the whales with the hope that a tide will pick them up again.
They believe that if they can get the leader whale to leave
the beach, the others will follow. But their attempt to free
the whale fails—until Pai lovingly climbs on its back. The
stimulus brings the whale to life and it catches the tide.
The village watches in grief as Paikea rides the whale into
the deep. Whether, or in what way, she survives is revealed
only in the final shot of the movie.
AND HEROES AMONG US
By Judy Ball
St. Frances Xavier Cabrini (1850-1917)
Fearless, determined, feisty. Modest, reserved, humble. Frances Xavier Cabrini was a 5-foot human dynamo who drew on her deep faith and boundless energy to do great things for Christ.
Born in Lombardy, Italy, Francesca was a sickly child. But she was determined to give her life in service as a missionary in China. Failing to gain entrance into existing religious communities because of her poor health, she founded the Missionary Sisters of the Sacred Heart. She went to Rome to obtain papal approval to undertake missionary work in the Orient. At the request of Pope Leo XIII, she changed directions. "Not to the East but to the West," he told her.

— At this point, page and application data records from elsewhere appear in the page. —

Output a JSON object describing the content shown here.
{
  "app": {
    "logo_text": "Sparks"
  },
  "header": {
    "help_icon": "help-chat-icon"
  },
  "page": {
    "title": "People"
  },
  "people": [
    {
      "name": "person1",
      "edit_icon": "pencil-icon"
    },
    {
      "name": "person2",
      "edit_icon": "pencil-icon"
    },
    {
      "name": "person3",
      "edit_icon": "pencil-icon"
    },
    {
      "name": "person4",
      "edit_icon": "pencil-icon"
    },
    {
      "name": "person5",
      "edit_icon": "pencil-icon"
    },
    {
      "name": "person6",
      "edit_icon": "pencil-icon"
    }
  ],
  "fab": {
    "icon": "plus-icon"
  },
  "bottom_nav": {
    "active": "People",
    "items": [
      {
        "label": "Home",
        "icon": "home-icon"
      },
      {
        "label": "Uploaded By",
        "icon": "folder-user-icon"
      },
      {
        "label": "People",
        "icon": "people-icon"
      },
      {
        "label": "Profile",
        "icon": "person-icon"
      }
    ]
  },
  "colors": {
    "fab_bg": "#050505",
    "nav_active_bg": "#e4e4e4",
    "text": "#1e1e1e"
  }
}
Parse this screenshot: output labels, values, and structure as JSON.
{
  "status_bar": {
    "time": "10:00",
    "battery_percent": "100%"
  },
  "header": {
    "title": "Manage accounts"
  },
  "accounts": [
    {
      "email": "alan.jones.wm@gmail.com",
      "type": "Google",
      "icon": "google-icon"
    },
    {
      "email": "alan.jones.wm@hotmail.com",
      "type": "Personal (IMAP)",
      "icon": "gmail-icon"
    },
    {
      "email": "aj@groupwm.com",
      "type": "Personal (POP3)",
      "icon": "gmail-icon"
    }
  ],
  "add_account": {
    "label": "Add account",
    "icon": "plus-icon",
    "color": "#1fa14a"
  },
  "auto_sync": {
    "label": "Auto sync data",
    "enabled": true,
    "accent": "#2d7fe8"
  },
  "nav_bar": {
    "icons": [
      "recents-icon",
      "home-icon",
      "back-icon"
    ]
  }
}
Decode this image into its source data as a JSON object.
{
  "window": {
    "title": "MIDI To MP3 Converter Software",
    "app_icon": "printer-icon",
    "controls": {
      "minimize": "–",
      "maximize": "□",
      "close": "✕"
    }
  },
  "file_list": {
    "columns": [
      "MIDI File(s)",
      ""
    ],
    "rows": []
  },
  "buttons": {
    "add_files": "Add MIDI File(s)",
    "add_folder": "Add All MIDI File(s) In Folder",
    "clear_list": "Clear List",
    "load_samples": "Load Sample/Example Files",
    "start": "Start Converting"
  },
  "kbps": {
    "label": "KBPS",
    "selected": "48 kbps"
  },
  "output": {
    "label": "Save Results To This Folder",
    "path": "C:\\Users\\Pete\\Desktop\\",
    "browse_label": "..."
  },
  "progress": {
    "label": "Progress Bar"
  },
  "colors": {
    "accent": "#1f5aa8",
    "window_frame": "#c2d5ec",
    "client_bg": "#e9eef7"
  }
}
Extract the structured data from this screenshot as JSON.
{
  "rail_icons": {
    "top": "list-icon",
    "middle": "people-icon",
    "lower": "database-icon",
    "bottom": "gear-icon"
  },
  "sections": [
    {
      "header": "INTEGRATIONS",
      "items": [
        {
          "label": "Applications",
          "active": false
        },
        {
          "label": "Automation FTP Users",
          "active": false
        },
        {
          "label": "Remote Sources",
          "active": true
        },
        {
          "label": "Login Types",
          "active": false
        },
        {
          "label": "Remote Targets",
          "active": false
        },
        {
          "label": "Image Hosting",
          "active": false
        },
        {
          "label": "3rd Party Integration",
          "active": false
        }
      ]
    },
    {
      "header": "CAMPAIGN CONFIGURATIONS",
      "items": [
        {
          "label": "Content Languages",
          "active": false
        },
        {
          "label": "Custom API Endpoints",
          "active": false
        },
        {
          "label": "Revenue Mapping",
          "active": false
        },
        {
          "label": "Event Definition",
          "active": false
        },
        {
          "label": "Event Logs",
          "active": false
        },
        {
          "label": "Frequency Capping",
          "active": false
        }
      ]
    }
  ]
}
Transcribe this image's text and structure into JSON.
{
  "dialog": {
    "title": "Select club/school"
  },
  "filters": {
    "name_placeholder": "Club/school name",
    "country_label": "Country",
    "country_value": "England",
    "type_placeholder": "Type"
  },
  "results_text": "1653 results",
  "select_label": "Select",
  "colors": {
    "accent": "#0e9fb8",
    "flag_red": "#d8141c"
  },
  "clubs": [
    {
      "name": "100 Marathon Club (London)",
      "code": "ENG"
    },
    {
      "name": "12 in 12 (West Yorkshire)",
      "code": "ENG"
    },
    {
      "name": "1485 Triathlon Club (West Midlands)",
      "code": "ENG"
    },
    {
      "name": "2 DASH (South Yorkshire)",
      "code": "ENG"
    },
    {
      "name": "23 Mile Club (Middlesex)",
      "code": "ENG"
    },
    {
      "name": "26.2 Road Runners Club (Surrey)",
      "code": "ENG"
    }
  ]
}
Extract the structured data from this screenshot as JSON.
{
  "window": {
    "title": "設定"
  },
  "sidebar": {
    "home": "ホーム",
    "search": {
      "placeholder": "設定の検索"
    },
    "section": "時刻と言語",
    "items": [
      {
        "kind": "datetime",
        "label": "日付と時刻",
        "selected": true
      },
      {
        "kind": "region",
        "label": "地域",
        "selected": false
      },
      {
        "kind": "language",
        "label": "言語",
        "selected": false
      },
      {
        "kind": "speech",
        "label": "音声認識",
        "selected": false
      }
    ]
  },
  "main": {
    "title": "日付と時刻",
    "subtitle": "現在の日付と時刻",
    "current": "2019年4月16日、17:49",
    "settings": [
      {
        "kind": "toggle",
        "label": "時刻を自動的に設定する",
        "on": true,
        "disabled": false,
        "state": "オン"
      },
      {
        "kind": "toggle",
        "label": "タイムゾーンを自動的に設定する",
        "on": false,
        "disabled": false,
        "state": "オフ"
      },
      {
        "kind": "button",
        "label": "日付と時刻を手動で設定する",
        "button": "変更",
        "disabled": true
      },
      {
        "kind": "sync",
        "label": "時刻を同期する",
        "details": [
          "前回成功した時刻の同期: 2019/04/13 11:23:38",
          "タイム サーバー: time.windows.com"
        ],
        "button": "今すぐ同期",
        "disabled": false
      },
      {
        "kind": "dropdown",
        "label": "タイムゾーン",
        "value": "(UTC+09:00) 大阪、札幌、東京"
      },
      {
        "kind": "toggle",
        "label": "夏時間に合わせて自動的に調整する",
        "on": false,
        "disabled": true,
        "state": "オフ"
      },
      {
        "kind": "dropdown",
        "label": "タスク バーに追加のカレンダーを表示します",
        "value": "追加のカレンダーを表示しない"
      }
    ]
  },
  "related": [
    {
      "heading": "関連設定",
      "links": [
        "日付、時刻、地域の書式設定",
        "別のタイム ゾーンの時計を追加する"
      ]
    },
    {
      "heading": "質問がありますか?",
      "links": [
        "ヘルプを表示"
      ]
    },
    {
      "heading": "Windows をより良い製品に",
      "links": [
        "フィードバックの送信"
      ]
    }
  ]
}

In 1889, Cabrini and a small band of sisters sailed to New York to work among Italian immigrants who themselves were crossing the Atlantic in great numbers to escape grinding poverty at homeonly to find it in their adopted land. The greeting Frances and her sisters received on arrival was grim, beginning with a bishop who insisted he could not fund their work after all and who failed to see that such work could be done by women anyway.
Undaunted, Cabrini boldly marched forward. Living for a time in tenements in "Little Italy," she and her sisters begged from door to door. Soon, she established a school, then an orphanage, then another school. In 1892 she opened Columbus Hospital in New York; first came the building, later, amenities like gas, water and money to keep it running. In all, she founded 67 hospitals, orphanages and schools on three continents.
She became a naturalized citizen in 1907. At her canonization in 1946, Pope Pius XII named her the "first citizen saint" of the U.S. She is the patroness of immigrants and hospital administrators. Her feast day is November 13.
Sister Maryanne Pierre, O.P.
Bombs and missiles streaking through the sky, wailing air-raid sirens, terrified Iraqi citizens snaking in and out of Baghdad streets to bring injured loved ones to the hospital, panic-stricken women going into premature labor: Sister Maryanne Pierre experienced it all last spring. Firsthand.
As supervisor at St. Raphael Hospital in central Baghdad, she was determined to serve her people without interruption (just as she did during the first Gulf War). The three-story facility remained open day and night throughout the combat and the looting that followed. It wasit isher responsibility as a "humanitarian," she told Every Day Catholic. "We are happy and proud the hospital remained open."
Those days were full of "terrors, panic and fear," recalled the Baghdad-born nun, a member of the Dominican Sisters of the Presentation. "We were praying always, lighting candles." Sister Maryanne pictured Jesus at Gethsemane and, like him, prayed that "this cup be taken from me."
God heard her prayers. The hospital suffered minimal damage from the bombing. U.S. Marines helped keep looting to a minimum. New life came, too: More than 300 babies were born each month during the bombing.
Today, St. Raphael's faces new pressures. Water must be purchased daily. An electric generator produces power. Medicine and equipment are in short supply. But Sister Maryanne Pierre is a woman of prayer. And of hope: When the time is right, she says, "We have our own piece of land adjacent to the hospital suitable for building."
(Every Day Catholic made contact with Sister Maryanne through the help of Caritas Iraq. Its U.S. counterpart is Catholic Relief Services.)